What is required: Return the data. Every word must match.

Given records:
Content starts

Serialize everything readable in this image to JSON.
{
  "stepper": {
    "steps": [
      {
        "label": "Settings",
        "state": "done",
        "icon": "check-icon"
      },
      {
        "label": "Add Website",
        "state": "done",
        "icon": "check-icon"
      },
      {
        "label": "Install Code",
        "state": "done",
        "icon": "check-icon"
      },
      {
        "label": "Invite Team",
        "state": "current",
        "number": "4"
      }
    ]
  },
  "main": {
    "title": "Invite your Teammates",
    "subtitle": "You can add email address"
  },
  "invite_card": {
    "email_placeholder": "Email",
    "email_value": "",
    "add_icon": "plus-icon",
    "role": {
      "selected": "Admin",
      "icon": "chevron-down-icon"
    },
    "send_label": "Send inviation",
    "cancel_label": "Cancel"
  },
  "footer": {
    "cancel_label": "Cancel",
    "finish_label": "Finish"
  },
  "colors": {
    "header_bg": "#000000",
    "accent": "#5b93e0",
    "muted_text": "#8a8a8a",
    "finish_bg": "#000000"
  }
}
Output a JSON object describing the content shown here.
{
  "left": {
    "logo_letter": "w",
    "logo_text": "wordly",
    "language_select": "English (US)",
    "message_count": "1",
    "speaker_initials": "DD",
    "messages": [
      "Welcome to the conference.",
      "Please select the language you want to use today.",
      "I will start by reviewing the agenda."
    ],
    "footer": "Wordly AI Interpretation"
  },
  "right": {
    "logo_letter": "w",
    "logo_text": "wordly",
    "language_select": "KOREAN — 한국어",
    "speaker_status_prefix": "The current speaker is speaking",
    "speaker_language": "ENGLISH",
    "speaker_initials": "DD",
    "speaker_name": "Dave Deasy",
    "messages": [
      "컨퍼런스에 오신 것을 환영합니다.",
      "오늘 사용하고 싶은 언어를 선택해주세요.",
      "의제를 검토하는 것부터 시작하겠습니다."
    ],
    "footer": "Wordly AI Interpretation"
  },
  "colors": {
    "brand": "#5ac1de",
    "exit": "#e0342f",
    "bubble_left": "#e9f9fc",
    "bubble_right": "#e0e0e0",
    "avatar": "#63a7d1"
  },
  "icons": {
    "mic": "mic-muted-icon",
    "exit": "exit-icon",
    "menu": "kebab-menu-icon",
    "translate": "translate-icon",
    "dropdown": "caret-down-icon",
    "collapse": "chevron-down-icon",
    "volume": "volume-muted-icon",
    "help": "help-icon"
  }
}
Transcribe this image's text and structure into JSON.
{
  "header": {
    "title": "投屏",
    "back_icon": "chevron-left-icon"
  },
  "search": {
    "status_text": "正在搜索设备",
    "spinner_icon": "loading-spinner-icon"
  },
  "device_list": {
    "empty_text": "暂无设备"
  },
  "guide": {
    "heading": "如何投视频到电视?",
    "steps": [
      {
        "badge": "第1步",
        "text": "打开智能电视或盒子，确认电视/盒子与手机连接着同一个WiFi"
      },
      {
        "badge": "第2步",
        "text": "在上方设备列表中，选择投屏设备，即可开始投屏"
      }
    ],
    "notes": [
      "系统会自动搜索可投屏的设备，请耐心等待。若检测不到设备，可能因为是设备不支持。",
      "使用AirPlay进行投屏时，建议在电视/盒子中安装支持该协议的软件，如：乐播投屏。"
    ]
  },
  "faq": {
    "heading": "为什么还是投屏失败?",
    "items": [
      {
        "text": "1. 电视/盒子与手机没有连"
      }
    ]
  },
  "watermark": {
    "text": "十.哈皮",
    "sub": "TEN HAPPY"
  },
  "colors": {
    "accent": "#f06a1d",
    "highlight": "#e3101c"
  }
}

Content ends

Response area:
Serialize everything readable in this image to JSON.
{
  "stepper": {
    "steps": [
      {
        "label": "Settings",
        "state": "done",
        "icon": "check-icon"
      },
      {
        "label": "Add Website",
        "state": "done",
        "icon": "check-icon"
      },
      {
        "label": "Install Code",
        "state": "done",
        "icon": "check-icon"
      },
      {
        "label": "Invite Team",
        "state": "current",
        "number": "4"
      }
    ]
  },
  "main": {
    "title": "Invite your Teammates",
    "subtitle": "You can add email address"
  },
  "invite_card": {
    "email_placeholder": "Email",
    "email_value": "",
    "add_icon": "plus-icon",
    "role": {
      "selected": "Admin",
      "icon": "chevron-down-icon"
    },
    "send_label": "Send inviation",
    "cancel_label": "Cancel"
  },
  "footer": {
    "cancel_label": "Cancel",
    "finish_label": "Finish"
  },
  "colors": {
    "header_bg": "#000000",
    "accent": "#5b93e0",
    "muted_text": "#8a8a8a",
    "finish_bg": "#000000"
  }
}
Output a JSON object describing the content shown here.
{
  "left": {
    "logo_letter": "w",
    "logo_text": "wordly",
    "language_select": "English (US)",
    "message_count": "1",
    "speaker_initials": "DD",
    "messages": [
      "Welcome to the conference.",
      "Please select the language you want to use today.",
      "I will start by reviewing the agenda."
    ],
    "footer": "Wordly AI Interpretation"
  },
  "right": {
    "logo_letter": "w",
    "logo_text": "wordly",
    "language_select": "KOREAN — 한국어",
    "speaker_status_prefix": "The current speaker is speaking",
    "speaker_language": "ENGLISH",
    "speaker_initials": "DD",
    "speaker_name": "Dave Deasy",
    "messages": [
      "컨퍼런스에 오신 것을 환영합니다.",
      "오늘 사용하고 싶은 언어를 선택해주세요.",
      "의제를 검토하는 것부터 시작하겠습니다."
    ],
    "footer": "Wordly AI Interpretation"
  },
  "colors": {
    "brand": "#5ac1de",
    "exit": "#e0342f",
    "bubble_left": "#e9f9fc",
    "bubble_right": "#e0e0e0",
    "avatar": "#63a7d1"
  },
  "icons": {
    "mic": "mic-muted-icon",
    "exit": "exit-icon",
    "menu": "kebab-menu-icon",
    "translate": "translate-icon",
    "dropdown": "caret-down-icon",
    "collapse": "chevron-down-icon",
    "volume": "volume-muted-icon",
    "help": "help-icon"
  }
}
Transcribe this image's text and structure into JSON.
{
  "header": {
    "title": "投屏",
    "back_icon": "chevron-left-icon"
  },
  "search": {
    "status_text": "正在搜索设备",
    "spinner_icon": "loading-spinner-icon"
  },
  "device_list": {
    "empty_text": "暂无设备"
  },
  "guide": {
    "heading": "如何投视频到电视?",
    "steps": [
      {
        "badge": "第1步",
        "text": "打开智能电视或盒子，确认电视/盒子与手机连接着同一个WiFi"
      },
      {
        "badge": "第2步",
        "text": "在上方设备列表中，选择投屏设备，即可开始投屏"
      }
    ],
    "notes": [
      "系统会自动搜索可投屏的设备，请耐心等待。若检测不到设备，可能因为是设备不支持。",
      "使用AirPlay进行投屏时，建议在电视/盒子中安装支持该协议的软件，如：乐播投屏。"
    ]
  },
  "faq": {
    "heading": "为什么还是投屏失败?",
    "items": [
      {
        "text": "1. 电视/盒子与手机没有连"
      }
    ]
  },
  "watermark": {
    "text": "十.哈皮",
    "sub": "TEN HAPPY"
  },
  "colors": {
    "accent": "#f06a1d",
    "highlight": "#e3101c"
  }
}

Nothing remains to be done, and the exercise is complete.